**Data records:**
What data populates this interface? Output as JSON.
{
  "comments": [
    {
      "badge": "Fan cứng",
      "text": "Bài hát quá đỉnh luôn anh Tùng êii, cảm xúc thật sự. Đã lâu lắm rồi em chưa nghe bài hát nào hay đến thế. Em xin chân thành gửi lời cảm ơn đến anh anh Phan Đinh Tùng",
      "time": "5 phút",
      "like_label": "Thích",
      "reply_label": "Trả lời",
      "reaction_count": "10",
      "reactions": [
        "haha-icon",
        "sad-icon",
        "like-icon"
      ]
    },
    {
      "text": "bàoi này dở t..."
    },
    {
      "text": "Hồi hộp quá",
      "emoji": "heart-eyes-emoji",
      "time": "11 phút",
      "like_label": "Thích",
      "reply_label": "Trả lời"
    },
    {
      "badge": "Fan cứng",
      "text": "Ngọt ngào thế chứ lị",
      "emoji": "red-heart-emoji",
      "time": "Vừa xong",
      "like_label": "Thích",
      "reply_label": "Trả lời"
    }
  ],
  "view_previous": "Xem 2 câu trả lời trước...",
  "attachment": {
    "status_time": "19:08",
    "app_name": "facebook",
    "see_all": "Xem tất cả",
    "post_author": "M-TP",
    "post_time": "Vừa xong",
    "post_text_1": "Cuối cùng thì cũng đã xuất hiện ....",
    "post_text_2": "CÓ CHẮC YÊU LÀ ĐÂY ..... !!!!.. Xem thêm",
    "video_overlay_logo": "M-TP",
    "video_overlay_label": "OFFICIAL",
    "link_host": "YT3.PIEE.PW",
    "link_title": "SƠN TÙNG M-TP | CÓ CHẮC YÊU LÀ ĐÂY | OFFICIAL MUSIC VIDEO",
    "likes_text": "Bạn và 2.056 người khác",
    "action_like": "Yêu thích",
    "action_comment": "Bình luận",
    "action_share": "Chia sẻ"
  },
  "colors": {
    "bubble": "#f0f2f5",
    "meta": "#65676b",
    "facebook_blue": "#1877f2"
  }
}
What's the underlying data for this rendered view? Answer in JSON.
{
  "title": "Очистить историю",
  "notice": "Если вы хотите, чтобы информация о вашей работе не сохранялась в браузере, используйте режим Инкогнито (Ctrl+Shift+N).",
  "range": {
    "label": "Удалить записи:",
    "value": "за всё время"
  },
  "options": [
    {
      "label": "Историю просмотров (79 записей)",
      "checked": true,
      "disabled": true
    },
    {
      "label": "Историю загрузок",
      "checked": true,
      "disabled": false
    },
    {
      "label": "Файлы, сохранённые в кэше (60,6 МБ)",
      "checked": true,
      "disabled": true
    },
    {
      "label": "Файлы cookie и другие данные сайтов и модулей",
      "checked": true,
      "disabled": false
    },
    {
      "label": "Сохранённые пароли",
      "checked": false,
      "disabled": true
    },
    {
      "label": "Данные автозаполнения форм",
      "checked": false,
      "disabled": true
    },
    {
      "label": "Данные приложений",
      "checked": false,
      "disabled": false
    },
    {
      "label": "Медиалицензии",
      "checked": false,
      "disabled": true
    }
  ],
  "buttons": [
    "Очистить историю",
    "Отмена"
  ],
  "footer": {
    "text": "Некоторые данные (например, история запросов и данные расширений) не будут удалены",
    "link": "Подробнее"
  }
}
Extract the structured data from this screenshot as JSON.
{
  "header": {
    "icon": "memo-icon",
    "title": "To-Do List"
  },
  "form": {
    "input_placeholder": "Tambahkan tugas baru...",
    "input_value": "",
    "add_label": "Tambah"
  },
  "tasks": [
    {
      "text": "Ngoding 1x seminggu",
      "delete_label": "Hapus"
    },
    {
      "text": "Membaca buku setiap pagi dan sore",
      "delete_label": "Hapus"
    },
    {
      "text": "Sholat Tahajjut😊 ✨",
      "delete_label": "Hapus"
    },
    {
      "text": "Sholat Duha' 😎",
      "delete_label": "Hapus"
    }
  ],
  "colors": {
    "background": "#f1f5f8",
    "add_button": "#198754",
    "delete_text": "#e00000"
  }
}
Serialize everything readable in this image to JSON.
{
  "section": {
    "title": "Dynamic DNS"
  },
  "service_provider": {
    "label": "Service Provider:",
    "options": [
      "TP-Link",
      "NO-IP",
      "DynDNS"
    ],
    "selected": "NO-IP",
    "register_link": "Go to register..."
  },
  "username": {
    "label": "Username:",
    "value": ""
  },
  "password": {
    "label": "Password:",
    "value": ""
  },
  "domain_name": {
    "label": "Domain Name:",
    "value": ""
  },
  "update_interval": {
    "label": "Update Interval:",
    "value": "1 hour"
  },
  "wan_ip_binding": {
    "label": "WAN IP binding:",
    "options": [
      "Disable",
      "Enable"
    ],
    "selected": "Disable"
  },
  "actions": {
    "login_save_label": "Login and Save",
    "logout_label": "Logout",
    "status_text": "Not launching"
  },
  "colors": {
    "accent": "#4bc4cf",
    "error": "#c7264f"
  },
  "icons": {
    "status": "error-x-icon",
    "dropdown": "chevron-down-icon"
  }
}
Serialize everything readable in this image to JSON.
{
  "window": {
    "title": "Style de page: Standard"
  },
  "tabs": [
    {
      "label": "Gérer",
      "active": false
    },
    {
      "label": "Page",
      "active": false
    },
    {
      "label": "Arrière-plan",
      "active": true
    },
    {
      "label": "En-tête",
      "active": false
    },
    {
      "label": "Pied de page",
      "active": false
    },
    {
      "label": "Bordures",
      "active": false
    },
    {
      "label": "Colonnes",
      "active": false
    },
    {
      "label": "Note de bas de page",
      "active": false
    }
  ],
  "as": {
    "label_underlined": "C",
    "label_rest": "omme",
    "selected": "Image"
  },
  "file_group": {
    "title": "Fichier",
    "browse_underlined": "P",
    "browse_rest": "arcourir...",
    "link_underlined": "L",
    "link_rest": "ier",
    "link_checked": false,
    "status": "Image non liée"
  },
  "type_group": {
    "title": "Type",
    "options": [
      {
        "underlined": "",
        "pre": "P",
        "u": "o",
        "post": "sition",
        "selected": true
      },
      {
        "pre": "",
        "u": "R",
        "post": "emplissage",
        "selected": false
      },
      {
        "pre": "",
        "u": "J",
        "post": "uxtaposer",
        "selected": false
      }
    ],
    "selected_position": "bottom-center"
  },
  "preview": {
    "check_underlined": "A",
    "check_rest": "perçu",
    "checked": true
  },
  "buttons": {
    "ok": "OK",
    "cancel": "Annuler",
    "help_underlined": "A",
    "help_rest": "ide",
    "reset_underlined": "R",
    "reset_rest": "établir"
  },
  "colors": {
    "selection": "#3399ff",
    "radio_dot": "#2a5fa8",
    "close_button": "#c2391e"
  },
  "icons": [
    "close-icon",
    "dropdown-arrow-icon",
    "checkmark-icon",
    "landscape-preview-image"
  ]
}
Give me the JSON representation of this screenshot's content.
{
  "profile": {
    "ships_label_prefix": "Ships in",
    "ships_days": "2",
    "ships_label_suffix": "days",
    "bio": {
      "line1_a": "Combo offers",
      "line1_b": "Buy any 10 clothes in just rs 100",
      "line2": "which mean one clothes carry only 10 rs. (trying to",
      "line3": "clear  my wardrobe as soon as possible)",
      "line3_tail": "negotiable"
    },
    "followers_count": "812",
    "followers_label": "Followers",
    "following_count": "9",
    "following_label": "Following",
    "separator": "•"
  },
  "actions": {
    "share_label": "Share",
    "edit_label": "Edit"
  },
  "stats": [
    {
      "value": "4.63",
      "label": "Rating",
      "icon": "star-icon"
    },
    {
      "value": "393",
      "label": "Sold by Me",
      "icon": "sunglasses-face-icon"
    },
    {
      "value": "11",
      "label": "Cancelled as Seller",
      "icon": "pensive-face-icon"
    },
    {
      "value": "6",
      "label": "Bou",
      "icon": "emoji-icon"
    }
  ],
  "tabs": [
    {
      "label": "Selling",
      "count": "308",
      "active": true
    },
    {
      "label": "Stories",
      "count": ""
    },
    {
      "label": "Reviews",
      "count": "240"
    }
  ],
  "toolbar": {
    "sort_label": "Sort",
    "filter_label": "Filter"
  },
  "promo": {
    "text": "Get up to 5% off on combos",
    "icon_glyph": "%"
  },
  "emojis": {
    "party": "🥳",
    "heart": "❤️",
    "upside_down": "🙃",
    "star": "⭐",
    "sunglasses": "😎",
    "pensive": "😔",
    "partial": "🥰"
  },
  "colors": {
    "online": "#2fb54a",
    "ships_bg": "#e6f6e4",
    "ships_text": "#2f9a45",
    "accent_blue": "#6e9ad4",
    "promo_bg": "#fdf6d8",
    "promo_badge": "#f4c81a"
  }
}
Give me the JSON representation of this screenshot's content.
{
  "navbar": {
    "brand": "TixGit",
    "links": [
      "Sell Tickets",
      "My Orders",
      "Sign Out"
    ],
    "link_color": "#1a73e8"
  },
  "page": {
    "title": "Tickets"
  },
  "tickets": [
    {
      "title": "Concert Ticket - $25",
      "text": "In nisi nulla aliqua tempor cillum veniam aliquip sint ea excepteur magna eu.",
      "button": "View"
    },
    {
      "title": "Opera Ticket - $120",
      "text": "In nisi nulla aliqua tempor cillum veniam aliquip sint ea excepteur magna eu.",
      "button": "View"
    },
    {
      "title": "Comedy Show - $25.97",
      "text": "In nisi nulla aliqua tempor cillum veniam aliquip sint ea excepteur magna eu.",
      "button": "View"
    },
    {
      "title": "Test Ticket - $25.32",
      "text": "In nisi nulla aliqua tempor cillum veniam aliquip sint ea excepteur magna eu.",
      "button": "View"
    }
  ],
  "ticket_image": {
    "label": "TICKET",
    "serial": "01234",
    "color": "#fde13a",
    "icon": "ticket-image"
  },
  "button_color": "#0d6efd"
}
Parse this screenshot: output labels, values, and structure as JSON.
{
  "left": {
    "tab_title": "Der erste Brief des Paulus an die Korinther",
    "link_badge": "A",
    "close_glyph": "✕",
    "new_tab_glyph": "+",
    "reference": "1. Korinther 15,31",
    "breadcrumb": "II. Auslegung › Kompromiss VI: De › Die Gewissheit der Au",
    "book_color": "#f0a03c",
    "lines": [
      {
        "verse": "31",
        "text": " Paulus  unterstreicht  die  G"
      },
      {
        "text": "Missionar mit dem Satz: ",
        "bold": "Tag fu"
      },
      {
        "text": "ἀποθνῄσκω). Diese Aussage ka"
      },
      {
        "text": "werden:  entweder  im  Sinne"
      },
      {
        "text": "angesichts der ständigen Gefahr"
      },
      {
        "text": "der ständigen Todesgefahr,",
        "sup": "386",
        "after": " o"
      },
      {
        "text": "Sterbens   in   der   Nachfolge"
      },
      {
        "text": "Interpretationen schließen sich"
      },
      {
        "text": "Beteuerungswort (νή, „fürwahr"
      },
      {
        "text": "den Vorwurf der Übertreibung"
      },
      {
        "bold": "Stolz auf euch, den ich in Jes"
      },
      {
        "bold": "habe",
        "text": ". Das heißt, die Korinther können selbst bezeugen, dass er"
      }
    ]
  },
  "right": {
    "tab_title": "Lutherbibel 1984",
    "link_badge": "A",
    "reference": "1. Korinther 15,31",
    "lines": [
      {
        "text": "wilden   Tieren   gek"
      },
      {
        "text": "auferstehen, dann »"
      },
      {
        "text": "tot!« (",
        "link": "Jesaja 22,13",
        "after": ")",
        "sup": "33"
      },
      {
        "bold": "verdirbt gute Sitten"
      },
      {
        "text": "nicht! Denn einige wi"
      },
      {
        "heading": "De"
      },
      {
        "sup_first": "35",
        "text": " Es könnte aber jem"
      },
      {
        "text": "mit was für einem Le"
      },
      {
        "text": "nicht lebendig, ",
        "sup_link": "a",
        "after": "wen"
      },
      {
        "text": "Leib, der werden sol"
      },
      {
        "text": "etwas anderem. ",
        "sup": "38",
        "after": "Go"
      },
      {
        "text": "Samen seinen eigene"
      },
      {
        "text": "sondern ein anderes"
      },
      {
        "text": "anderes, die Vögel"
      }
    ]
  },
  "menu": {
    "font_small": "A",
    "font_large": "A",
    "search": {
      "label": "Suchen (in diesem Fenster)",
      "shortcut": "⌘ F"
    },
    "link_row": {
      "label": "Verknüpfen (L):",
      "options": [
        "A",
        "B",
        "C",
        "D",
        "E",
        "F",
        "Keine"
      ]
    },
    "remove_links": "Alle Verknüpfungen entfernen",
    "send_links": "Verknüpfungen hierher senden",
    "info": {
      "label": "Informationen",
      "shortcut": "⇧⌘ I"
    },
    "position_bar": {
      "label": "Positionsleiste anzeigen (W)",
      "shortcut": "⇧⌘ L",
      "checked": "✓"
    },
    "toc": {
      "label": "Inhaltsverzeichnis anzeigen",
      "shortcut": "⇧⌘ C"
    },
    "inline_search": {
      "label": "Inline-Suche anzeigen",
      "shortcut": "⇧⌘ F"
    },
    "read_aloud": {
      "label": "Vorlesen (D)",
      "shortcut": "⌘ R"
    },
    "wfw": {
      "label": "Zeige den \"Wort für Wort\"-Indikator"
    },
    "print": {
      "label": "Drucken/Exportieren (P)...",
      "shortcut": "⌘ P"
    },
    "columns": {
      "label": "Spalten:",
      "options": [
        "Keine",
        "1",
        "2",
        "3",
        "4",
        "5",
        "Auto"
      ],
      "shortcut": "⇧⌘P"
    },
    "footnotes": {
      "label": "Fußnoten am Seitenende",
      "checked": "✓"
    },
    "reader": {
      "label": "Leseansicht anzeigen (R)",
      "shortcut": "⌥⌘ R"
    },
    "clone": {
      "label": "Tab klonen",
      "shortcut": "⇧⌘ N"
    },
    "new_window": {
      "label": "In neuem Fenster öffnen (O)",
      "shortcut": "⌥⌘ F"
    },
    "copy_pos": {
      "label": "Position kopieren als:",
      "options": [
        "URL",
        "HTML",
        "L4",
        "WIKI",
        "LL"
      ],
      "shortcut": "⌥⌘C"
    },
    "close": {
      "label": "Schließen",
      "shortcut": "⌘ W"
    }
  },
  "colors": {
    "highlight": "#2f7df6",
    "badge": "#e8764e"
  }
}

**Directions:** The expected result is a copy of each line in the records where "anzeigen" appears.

**Solution below:**
      "label": "Positionsleiste anzeigen (W)",
      "label": "Inhaltsverzeichnis anzeigen",
      "label": "Inline-Suche anzeigen",
      "label": "Leseansicht anzeigen (R)",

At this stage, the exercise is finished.